## TASK DETAILS
Locate each line below that includes "this" and reproduce it.

─── RECORDS FOR THE EXERCISE ───

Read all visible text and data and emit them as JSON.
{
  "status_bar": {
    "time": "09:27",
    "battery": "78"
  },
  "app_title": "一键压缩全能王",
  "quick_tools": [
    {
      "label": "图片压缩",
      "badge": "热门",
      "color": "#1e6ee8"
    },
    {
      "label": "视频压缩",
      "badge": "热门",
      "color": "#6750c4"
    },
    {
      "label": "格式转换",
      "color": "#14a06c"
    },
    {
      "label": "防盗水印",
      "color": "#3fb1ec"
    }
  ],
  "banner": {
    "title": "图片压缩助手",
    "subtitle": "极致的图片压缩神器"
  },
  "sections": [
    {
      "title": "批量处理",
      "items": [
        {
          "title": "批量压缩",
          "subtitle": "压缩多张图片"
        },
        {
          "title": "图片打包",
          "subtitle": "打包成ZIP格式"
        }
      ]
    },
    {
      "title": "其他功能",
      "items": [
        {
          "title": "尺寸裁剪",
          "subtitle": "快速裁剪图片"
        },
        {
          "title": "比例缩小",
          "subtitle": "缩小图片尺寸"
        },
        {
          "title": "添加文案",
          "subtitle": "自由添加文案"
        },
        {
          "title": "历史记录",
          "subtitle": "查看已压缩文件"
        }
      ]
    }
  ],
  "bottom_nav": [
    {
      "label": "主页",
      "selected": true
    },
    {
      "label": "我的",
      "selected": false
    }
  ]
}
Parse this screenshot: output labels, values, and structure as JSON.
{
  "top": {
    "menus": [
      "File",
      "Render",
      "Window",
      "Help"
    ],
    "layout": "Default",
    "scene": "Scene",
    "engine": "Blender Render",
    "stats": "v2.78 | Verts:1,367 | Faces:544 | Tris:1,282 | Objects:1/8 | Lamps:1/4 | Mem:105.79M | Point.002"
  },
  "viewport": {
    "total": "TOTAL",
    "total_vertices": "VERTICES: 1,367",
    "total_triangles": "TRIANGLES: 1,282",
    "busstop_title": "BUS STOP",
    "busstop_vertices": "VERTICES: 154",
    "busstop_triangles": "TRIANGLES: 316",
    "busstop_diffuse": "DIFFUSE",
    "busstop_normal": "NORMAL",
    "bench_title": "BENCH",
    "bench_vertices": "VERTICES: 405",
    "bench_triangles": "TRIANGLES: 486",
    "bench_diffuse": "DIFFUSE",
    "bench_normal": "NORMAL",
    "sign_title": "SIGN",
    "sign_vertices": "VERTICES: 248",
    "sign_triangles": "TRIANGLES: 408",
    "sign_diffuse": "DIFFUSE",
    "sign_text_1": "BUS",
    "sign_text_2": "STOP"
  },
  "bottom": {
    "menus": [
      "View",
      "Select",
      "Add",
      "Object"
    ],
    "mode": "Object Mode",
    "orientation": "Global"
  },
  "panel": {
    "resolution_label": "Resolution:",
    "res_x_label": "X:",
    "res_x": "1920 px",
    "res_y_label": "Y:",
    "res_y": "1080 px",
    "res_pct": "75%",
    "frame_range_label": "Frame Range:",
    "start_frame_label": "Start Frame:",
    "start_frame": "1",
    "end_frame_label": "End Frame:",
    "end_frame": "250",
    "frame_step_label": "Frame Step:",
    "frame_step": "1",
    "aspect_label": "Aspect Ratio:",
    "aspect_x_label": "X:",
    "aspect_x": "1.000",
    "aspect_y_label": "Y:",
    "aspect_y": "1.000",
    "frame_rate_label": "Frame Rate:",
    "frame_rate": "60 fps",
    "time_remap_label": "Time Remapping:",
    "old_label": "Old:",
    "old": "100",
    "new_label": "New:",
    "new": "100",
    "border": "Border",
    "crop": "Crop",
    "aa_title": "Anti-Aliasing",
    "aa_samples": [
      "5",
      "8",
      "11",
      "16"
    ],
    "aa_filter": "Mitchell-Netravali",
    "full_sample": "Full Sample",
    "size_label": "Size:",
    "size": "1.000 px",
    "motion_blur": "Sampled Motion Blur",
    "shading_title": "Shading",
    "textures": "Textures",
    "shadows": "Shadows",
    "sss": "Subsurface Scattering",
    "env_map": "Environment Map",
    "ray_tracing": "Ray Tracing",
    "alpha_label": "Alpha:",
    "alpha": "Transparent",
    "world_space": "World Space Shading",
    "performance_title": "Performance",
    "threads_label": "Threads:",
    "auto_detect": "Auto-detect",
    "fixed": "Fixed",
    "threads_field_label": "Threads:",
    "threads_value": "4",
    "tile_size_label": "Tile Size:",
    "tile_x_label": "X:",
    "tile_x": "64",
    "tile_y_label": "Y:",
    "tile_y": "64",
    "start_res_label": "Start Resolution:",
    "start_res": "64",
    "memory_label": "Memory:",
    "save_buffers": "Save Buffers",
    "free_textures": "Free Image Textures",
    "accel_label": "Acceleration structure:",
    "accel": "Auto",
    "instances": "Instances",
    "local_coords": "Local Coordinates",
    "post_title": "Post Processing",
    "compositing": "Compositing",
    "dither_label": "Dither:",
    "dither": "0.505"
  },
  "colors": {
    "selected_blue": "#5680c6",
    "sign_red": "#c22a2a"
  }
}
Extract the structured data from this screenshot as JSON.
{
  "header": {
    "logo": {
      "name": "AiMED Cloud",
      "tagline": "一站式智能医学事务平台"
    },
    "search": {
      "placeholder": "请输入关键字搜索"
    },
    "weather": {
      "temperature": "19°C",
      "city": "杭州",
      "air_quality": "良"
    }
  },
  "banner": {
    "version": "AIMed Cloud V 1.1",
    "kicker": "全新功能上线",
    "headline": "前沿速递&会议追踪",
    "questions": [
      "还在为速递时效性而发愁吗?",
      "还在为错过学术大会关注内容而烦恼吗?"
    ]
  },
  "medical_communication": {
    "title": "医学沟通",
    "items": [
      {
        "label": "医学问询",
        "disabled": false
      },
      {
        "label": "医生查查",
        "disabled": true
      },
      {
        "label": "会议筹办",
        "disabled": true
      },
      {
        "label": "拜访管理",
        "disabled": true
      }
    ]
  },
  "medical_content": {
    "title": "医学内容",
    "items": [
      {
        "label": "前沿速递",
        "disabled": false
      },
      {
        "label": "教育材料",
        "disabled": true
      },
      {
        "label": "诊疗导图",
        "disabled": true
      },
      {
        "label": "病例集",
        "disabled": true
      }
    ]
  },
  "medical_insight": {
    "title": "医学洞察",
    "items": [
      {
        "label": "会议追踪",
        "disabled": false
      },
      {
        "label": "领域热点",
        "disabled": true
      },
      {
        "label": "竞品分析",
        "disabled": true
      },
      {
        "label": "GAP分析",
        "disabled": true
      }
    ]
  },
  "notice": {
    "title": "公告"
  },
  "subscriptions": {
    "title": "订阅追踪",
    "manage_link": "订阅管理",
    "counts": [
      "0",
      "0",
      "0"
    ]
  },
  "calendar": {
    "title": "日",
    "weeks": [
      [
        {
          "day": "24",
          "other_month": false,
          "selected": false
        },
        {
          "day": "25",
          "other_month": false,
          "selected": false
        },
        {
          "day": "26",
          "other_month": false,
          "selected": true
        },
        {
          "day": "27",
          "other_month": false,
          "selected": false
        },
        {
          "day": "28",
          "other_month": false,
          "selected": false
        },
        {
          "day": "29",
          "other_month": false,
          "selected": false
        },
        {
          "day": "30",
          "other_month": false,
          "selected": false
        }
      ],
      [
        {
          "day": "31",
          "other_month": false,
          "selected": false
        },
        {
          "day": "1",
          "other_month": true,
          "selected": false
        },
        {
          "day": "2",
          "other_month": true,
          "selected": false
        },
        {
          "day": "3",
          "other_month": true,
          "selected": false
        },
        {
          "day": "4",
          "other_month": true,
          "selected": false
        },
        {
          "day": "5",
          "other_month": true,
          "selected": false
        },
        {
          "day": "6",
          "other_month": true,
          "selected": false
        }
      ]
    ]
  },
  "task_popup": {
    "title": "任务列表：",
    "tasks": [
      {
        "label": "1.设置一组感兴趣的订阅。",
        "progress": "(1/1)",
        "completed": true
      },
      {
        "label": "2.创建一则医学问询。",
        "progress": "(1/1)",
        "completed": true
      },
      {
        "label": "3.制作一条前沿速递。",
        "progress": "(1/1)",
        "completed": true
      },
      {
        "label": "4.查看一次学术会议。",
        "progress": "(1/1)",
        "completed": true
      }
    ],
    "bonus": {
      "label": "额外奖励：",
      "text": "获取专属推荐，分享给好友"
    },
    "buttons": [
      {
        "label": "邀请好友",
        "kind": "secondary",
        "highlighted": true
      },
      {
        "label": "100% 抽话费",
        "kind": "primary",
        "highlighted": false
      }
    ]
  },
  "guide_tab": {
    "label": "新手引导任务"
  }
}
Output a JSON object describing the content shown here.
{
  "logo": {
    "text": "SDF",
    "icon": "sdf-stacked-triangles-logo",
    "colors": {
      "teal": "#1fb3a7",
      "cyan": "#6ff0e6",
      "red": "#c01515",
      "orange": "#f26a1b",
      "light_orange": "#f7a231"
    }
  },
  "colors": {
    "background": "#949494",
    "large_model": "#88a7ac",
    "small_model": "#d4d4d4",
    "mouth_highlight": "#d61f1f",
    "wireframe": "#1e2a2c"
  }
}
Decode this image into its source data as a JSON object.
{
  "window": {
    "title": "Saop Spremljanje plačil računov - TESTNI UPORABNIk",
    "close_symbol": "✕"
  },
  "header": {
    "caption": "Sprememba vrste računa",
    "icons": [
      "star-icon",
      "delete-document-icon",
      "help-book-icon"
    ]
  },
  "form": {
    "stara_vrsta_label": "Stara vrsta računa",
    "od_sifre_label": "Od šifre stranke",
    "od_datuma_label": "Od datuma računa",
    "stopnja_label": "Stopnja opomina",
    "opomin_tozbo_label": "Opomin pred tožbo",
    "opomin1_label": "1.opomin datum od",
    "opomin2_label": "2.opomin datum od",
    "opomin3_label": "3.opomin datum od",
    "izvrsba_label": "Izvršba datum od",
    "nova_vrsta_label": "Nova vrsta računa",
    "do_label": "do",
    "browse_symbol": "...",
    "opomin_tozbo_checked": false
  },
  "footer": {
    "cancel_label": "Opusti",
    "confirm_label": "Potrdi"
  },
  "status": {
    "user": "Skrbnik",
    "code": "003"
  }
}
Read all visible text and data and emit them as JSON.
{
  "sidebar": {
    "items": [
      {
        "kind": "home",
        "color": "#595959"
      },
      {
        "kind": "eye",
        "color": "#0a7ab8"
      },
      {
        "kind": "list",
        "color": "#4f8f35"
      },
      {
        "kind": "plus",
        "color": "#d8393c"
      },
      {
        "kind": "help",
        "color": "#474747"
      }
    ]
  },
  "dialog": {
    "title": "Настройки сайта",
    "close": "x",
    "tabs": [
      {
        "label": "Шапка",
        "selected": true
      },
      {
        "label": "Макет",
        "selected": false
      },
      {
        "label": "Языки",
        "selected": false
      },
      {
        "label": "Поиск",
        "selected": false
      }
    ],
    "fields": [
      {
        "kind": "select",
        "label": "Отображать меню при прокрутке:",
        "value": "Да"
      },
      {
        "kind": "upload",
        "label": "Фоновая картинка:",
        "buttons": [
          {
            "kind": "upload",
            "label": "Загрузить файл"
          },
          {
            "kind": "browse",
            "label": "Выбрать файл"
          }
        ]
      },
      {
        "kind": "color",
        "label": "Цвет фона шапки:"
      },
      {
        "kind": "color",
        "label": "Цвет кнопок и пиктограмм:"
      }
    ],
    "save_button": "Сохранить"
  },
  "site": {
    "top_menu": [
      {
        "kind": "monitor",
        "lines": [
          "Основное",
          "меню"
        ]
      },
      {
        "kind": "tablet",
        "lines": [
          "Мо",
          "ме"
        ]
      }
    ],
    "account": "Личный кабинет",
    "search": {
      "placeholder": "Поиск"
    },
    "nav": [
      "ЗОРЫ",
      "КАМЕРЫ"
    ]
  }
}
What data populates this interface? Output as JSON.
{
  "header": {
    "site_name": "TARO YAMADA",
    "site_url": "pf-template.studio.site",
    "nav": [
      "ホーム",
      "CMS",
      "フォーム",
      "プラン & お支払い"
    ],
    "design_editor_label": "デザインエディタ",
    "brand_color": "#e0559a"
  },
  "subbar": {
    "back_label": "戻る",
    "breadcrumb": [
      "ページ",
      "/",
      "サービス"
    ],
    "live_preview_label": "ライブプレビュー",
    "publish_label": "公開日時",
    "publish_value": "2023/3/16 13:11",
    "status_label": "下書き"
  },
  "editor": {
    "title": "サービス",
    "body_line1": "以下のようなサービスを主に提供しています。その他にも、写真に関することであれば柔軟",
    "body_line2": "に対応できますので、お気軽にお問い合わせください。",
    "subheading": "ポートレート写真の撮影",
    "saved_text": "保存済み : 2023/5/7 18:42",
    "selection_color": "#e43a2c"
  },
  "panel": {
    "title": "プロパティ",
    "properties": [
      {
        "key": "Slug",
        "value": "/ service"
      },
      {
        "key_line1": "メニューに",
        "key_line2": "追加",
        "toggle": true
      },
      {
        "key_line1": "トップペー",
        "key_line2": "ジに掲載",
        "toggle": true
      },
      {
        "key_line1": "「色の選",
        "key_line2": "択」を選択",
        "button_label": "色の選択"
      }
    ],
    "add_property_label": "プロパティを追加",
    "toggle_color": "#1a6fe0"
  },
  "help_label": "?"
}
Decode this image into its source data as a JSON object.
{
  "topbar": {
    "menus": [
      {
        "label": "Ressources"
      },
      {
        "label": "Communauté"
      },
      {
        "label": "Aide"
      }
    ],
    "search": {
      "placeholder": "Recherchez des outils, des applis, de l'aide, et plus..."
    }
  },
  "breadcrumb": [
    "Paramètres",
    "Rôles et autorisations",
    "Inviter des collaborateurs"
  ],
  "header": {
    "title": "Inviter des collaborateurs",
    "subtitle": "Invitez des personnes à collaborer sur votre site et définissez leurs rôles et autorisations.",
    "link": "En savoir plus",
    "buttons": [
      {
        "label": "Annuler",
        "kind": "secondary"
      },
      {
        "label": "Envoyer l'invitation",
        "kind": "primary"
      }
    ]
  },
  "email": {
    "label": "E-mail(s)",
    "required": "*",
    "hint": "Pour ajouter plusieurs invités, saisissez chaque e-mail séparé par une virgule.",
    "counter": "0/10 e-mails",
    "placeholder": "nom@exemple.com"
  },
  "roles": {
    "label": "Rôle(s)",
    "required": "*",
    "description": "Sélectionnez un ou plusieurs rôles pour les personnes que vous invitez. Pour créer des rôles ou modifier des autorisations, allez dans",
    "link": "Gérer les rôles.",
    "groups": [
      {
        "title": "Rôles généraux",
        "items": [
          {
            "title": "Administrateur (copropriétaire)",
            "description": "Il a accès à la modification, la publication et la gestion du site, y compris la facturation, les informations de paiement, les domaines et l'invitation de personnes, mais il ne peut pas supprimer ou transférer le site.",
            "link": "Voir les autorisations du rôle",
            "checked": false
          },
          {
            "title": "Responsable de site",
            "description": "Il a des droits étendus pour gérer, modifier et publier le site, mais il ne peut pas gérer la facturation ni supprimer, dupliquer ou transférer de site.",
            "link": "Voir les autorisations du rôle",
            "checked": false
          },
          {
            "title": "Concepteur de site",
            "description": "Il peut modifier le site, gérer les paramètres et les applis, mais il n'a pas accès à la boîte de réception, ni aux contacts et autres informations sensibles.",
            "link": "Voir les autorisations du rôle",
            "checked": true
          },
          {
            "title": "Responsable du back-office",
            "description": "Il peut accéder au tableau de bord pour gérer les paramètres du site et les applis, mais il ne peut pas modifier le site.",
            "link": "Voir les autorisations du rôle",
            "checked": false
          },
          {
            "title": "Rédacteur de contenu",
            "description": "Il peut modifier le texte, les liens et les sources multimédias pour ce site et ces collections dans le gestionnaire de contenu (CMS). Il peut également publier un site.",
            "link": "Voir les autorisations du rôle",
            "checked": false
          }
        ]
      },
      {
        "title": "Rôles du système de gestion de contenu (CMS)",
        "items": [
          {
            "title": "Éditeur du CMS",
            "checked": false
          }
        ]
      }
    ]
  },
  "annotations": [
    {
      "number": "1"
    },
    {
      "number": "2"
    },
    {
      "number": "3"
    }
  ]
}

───

## REPLY TO THE EXERCISE
Parse this screenshot: output labels, values, and structure as JSON.
Extract the structured data from this screenshot as JSON.
Decode this image into its source data as a JSON object.
What data populates this interface? Output as JSON.
Decode this image into its source data as a JSON object.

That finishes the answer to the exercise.